Records drawn from a dataset
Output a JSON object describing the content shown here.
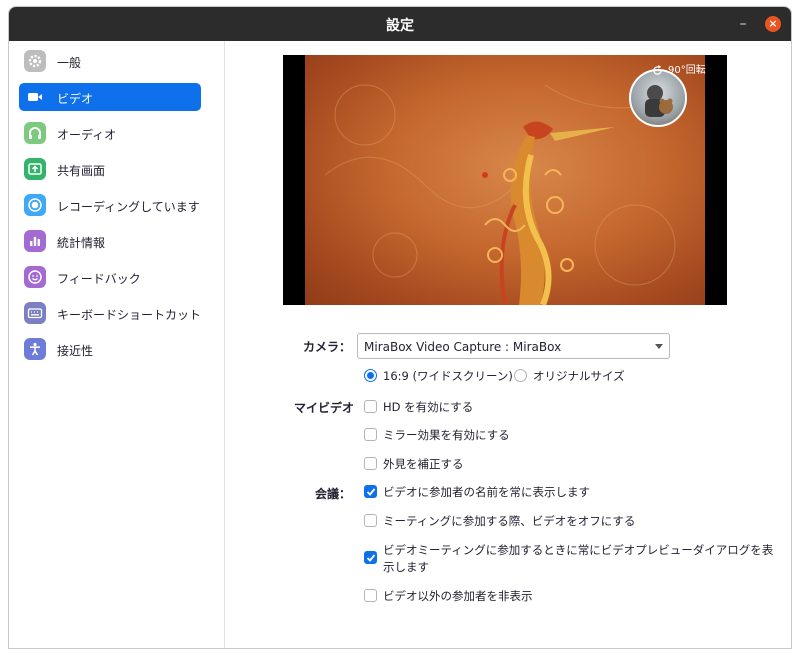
{
  "window": {
    "title": "設定",
    "minimize_glyph": "–",
    "close_glyph": "×"
  },
  "colors": {
    "accent": "#0e71eb",
    "titlebar": "#2c2c2c",
    "close": "#e95420"
  },
  "sidebar": {
    "items": [
      {
        "label": "一般",
        "icon": "gear-icon",
        "color": "#bdbdbd"
      },
      {
        "label": "ビデオ",
        "icon": "video-camera-icon",
        "color": "#ffffff"
      },
      {
        "label": "オーディオ",
        "icon": "headphones-icon",
        "color": "#7cc97f"
      },
      {
        "label": "共有画面",
        "icon": "share-screen-icon",
        "color": "#34b36a"
      },
      {
        "label": "レコーディングしています",
        "icon": "record-icon",
        "color": "#3fa9f5"
      },
      {
        "label": "統計情報",
        "icon": "statistics-icon",
        "color": "#a46ad3"
      },
      {
        "label": "フィードバック",
        "icon": "feedback-icon",
        "color": "#a46ad3"
      },
      {
        "label": "キーボードショートカット",
        "icon": "keyboard-icon",
        "color": "#7b7fc4"
      },
      {
        "label": "接近性",
        "icon": "accessibility-icon",
        "color": "#6d7bd9"
      }
    ],
    "active_index": 1
  },
  "preview": {
    "rotate_label": "90°回転"
  },
  "camera": {
    "label": "カメラ：",
    "selected": "MiraBox Video Capture : MiraBox",
    "aspect_options": [
      {
        "label": "16:9 (ワイドスクリーン)",
        "selected": true
      },
      {
        "label": "オリジナルサイズ",
        "selected": false
      }
    ]
  },
  "my_video": {
    "label": "マイビデオ",
    "options": [
      {
        "label": "HD を有効にする",
        "checked": false
      },
      {
        "label": "ミラー効果を有効にする",
        "checked": false
      },
      {
        "label": "外見を補正する",
        "checked": false
      }
    ]
  },
  "meeting": {
    "label": "会議：",
    "options": [
      {
        "label": "ビデオに参加者の名前を常に表示します",
        "checked": true
      },
      {
        "label": "ミーティングに参加する際、ビデオをオフにする",
        "checked": false
      },
      {
        "label_line1": "ビデオミーティングに参加するときに常にビデオプレビューダイアログを表",
        "label_line2": "示します",
        "checked": true
      },
      {
        "label": "ビデオ以外の参加者を非表示",
        "checked": false
      }
    ]
  }
}
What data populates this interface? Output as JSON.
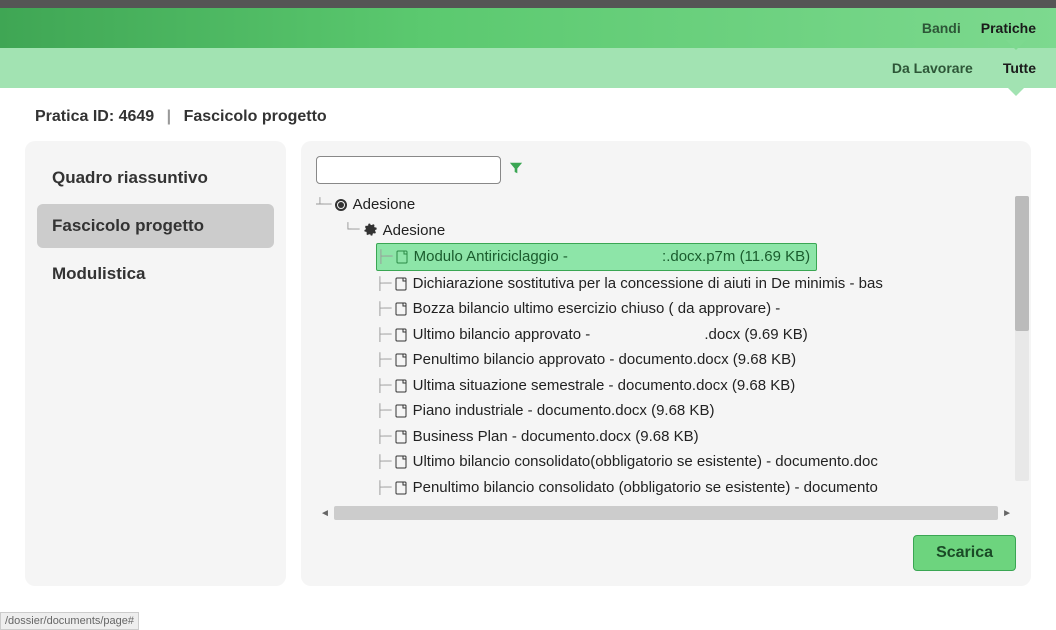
{
  "topnav": {
    "items": [
      {
        "label": "Bandi",
        "active": false
      },
      {
        "label": "Pratiche",
        "active": true
      }
    ]
  },
  "subnav": {
    "items": [
      {
        "label": "Da Lavorare",
        "active": false
      },
      {
        "label": "Tutte",
        "active": true
      }
    ]
  },
  "breadcrumb": {
    "left": "Pratica ID: 4649",
    "right": "Fascicolo progetto"
  },
  "sidebar": {
    "items": [
      {
        "label": "Quadro riassuntivo",
        "active": false
      },
      {
        "label": "Fascicolo progetto",
        "active": true
      },
      {
        "label": "Modulistica",
        "active": false
      }
    ]
  },
  "search": {
    "value": "",
    "placeholder": ""
  },
  "tree": {
    "root": {
      "label": "Adesione"
    },
    "child": {
      "label": "Adesione"
    },
    "files": [
      {
        "label_left": "Modulo Antiriciclaggio - ",
        "label_right": ":.docx.p7m (11.69 KB)",
        "selected": true
      },
      {
        "label": "Dichiarazione sostitutiva per la concessione di aiuti in De minimis - bas"
      },
      {
        "label": "Bozza bilancio ultimo esercizio chiuso ( da approvare) -"
      },
      {
        "label_left": "Ultimo bilancio approvato - ",
        "label_right": ".docx (9.69 KB)"
      },
      {
        "label": "Penultimo bilancio approvato - documento.docx (9.68 KB)"
      },
      {
        "label": "Ultima situazione semestrale - documento.docx (9.68 KB)"
      },
      {
        "label": "Piano industriale - documento.docx (9.68 KB)"
      },
      {
        "label": "Business Plan - documento.docx (9.68 KB)"
      },
      {
        "label": "Ultimo bilancio consolidato(obbligatorio se esistente) - documento.doc"
      },
      {
        "label": "Penultimo bilancio consolidato (obbligatorio se esistente) - documento"
      }
    ]
  },
  "buttons": {
    "download": "Scarica"
  },
  "status": "/dossier/documents/page#"
}
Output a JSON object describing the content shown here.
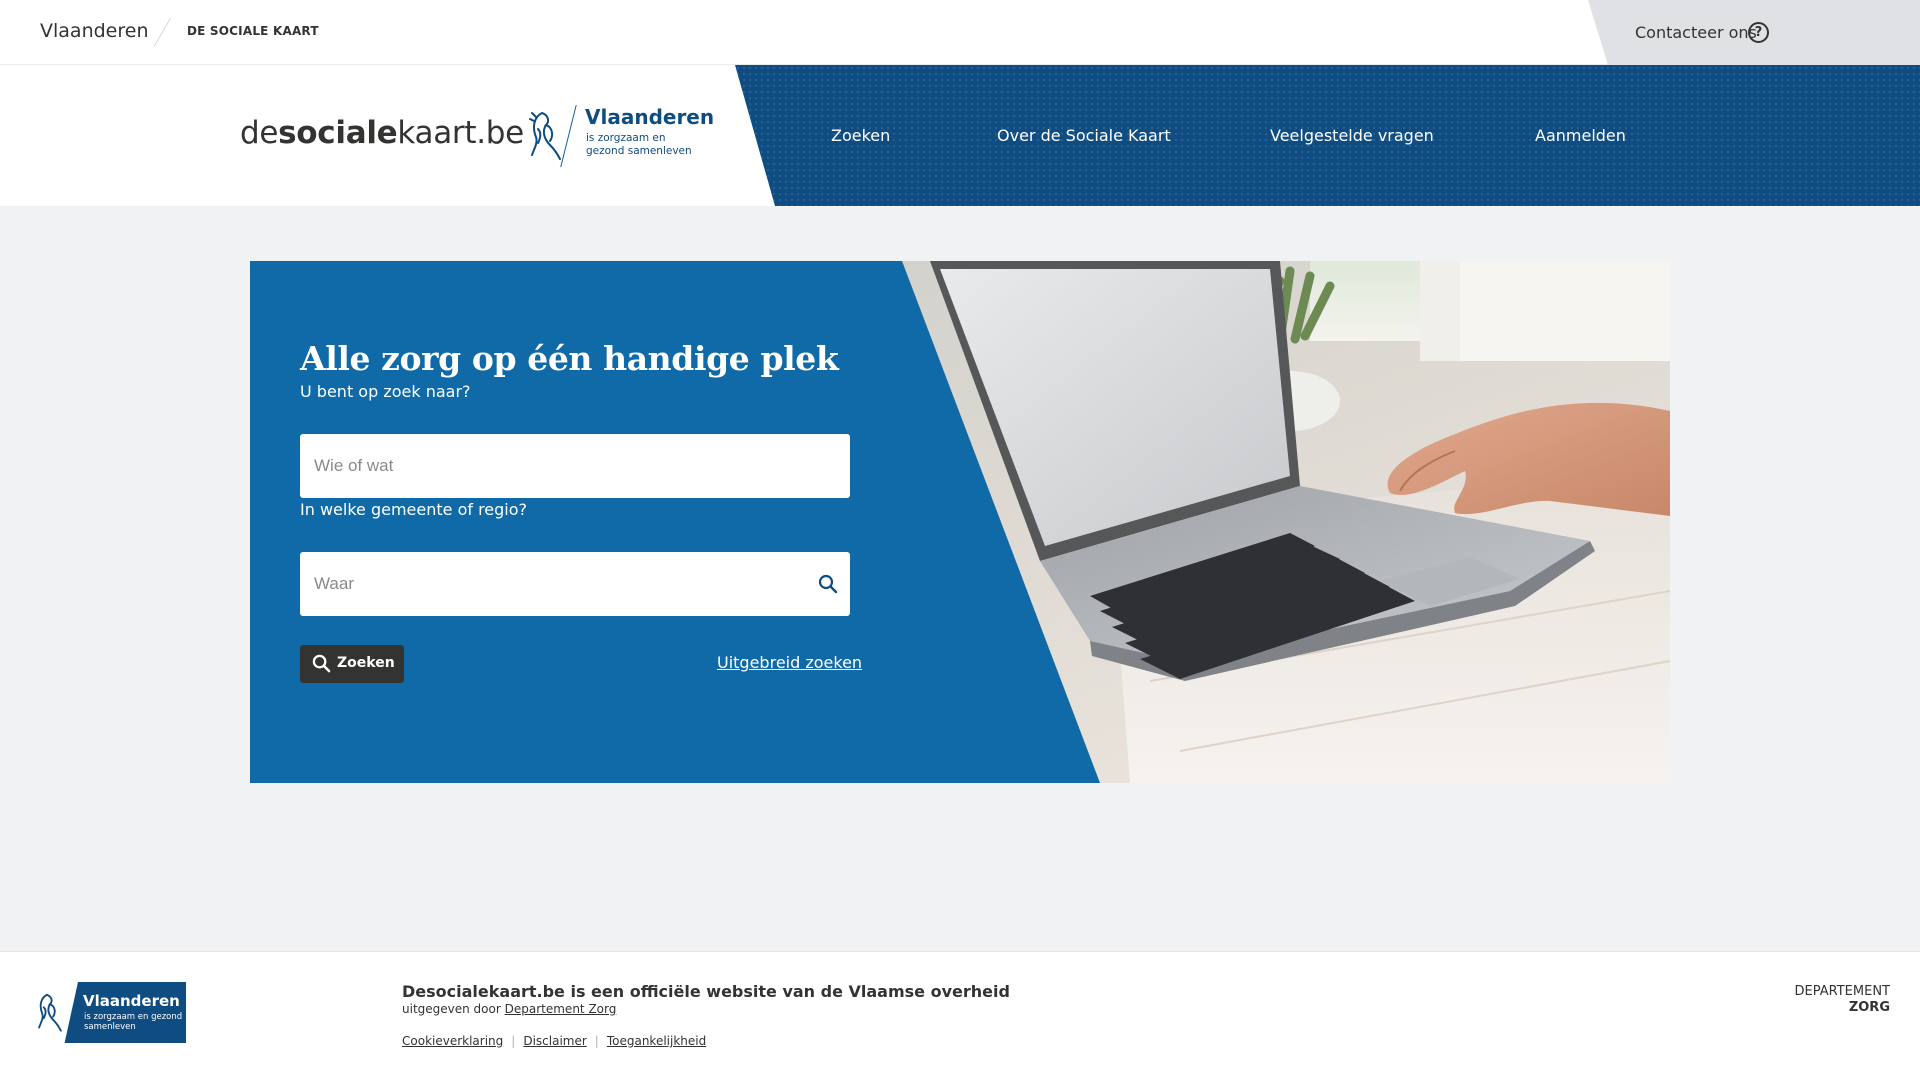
{
  "topbar": {
    "brand": "Vlaanderen",
    "site_name": "DE SOCIALE KAART",
    "contact_label": "Contacteer ons",
    "contact_icon": "question-circle-icon"
  },
  "header": {
    "logo_prefix": "de",
    "logo_bold": "sociale",
    "logo_suffix": "kaart.be",
    "vl_title": "Vlaanderen",
    "vl_subtitle": "is zorgzaam en gezond samenleven",
    "nav": [
      {
        "label": "Zoeken"
      },
      {
        "label": "Over de Sociale Kaart"
      },
      {
        "label": "Veelgestelde vragen"
      },
      {
        "label": "Aanmelden"
      }
    ]
  },
  "hero": {
    "title": "Alle zorg op één handige plek",
    "what_label": "U bent op zoek naar?",
    "what_placeholder": "Wie of wat",
    "where_label": "In welke gemeente of regio?",
    "where_placeholder": "Waar",
    "search_button": "Zoeken",
    "advanced_link": "Uitgebreid zoeken",
    "colors": {
      "panel": "#0f6aa7",
      "button": "#333332"
    }
  },
  "footer": {
    "logo_title": "Vlaanderen",
    "logo_subtitle": "is zorgzaam en gezond samenleven",
    "title": "Desocialekaart.be is een officiële website van de Vlaamse overheid",
    "published_by": "uitgegeven door",
    "publisher": "Departement Zorg",
    "links": [
      "Cookieverklaring",
      "Disclaimer",
      "Toegankelijkheid"
    ],
    "dept_line1": "DEPARTEMENT",
    "dept_line2": "ZORG"
  }
}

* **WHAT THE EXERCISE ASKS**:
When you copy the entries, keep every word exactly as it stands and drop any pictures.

* **ANSWER TO THIS EXERCISE**:
Output a JSON object describing the content shown here.
{
  "window": {
    "title": "設定",
    "minimize_glyph": "–",
    "close_glyph": "×"
  },
  "colors": {
    "accent": "#0e71eb",
    "titlebar": "#2c2c2c",
    "close": "#e95420"
  },
  "sidebar": {
    "items": [
      {
        "label": "一般",
        "icon": "gear-icon",
        "color": "#bdbdbd"
      },
      {
        "label": "ビデオ",
        "icon": "video-camera-icon",
        "color": "#ffffff"
      },
      {
        "label": "オーディオ",
        "icon": "headphones-icon",
        "color": "#7cc97f"
      },
      {
        "label": "共有画面",
        "icon": "share-screen-icon",
        "color": "#34b36a"
      },
      {
        "label": "レコーディングしています",
        "icon": "record-icon",
        "color": "#3fa9f5"
      },
      {
        "label": "統計情報",
        "icon": "statistics-icon",
        "color": "#a46ad3"
      },
      {
        "label": "フィードバック",
        "icon": "feedback-icon",
        "color": "#a46ad3"
      },
      {
        "label": "キーボードショートカット",
        "icon": "keyboard-icon",
        "color": "#7b7fc4"
      },
      {
        "label": "接近性",
        "icon": "accessibility-icon",
        "color": "#6d7bd9"
      }
    ],
    "active_index": 1
  },
  "preview": {
    "rotate_label": "90°回転"
  },
  "camera": {
    "label": "カメラ：",
    "selected": "MiraBox Video Capture : MiraBox",
    "aspect_options": [
      {
        "label": "16:9 (ワイドスクリーン)",
        "selected": true
      },
      {
        "label": "オリジナルサイズ",
        "selected": false
      }
    ]
  },
  "my_video": {
    "label": "マイビデオ",
    "options": [
      {
        "label": "HD を有効にする",
        "checked": false
      },
      {
        "label": "ミラー効果を有効にする",
        "checked": false
      },
      {
        "label": "外見を補正する",
        "checked": false
      }
    ]
  },
  "meeting": {
    "label": "会議：",
    "options": [
      {
        "label": "ビデオに参加者の名前を常に表示します",
        "checked": true
      },
      {
        "label": "ミーティングに参加する際、ビデオをオフにする",
        "checked": false
      },
      {
        "label_line1": "ビデオミーティングに参加するときに常にビデオプレビューダイアログを表",
        "label_line2": "示します",
        "checked": true
      },
      {
        "label": "ビデオ以外の参加者を非表示",
        "checked": false
      }
    ]
  }
}
What data populates this interface? Output as JSON.
{
  "topnav": {
    "items": [
      {
        "label": "Bandi",
        "active": false
      },
      {
        "label": "Pratiche",
        "active": true
      }
    ]
  },
  "subnav": {
    "items": [
      {
        "label": "Da Lavorare",
        "active": false
      },
      {
        "label": "Tutte",
        "active": true
      }
    ]
  },
  "breadcrumb": {
    "left": "Pratica ID: 4649",
    "right": "Fascicolo progetto"
  },
  "sidebar": {
    "items": [
      {
        "label": "Quadro riassuntivo",
        "active": false
      },
      {
        "label": "Fascicolo progetto",
        "active": true
      },
      {
        "label": "Modulistica",
        "active": false
      }
    ]
  },
  "search": {
    "value": "",
    "placeholder": ""
  },
  "tree": {
    "root": {
      "label": "Adesione"
    },
    "child": {
      "label": "Adesione"
    },
    "files": [
      {
        "label_left": "Modulo Antiriciclaggio - ",
        "label_right": ":.docx.p7m (11.69 KB)",
        "selected": true
      },
      {
        "label": "Dichiarazione sostitutiva per la concessione di aiuti in De minimis - bas"
      },
      {
        "label": "Bozza bilancio ultimo esercizio chiuso ( da approvare) -"
      },
      {
        "label_left": "Ultimo bilancio approvato - ",
        "label_right": ".docx (9.69 KB)"
      },
      {
        "label": "Penultimo bilancio approvato - documento.docx (9.68 KB)"
      },
      {
        "label": "Ultima situazione semestrale - documento.docx (9.68 KB)"
      },
      {
        "label": "Piano industriale - documento.docx (9.68 KB)"
      },
      {
        "label": "Business Plan - documento.docx (9.68 KB)"
      },
      {
        "label": "Ultimo bilancio consolidato(obbligatorio se esistente) - documento.doc"
      },
      {
        "label": "Penultimo bilancio consolidato (obbligatorio se esistente) - documento"
      }
    ]
  },
  "buttons": {
    "download": "Scarica"
  },
  "status": "/dossier/documents/page#"
}
Output a JSON object describing the content shown here.
{
  "topbar": {
    "brand": "Vlaanderen",
    "site_name": "DE SOCIALE KAART",
    "contact_label": "Contacteer ons",
    "contact_icon": "question-circle-icon"
  },
  "header": {
    "logo_prefix": "de",
    "logo_bold": "sociale",
    "logo_suffix": "kaart.be",
    "vl_title": "Vlaanderen",
    "vl_subtitle": "is zorgzaam en gezond samenleven",
    "nav": [
      {
        "label": "Zoeken"
      },
      {
        "label": "Over de Sociale Kaart"
      },
      {
        "label": "Veelgestelde vragen"
      },
      {
        "label": "Aanmelden"
      }
    ]
  },
  "hero": {
    "title": "Alle zorg op één handige plek",
    "what_label": "U bent op zoek naar?",
    "what_placeholder": "Wie of wat",
    "where_label": "In welke gemeente of regio?",
    "where_placeholder": "Waar",
    "search_button": "Zoeken",
    "advanced_link": "Uitgebreid zoeken",
    "colors": {
      "panel": "#0f6aa7",
      "button": "#333332"
    }
  },
  "footer": {
    "logo_title": "Vlaanderen",
    "logo_subtitle": "is zorgzaam en gezond samenleven",
    "title": "Desocialekaart.be is een officiële website van de Vlaamse overheid",
    "published_by": "uitgegeven door",
    "publisher": "Departement Zorg",
    "links": [
      "Cookieverklaring",
      "Disclaimer",
      "Toegankelijkheid"
    ],
    "dept_line1": "DEPARTEMENT",
    "dept_line2": "ZORG"
  }
}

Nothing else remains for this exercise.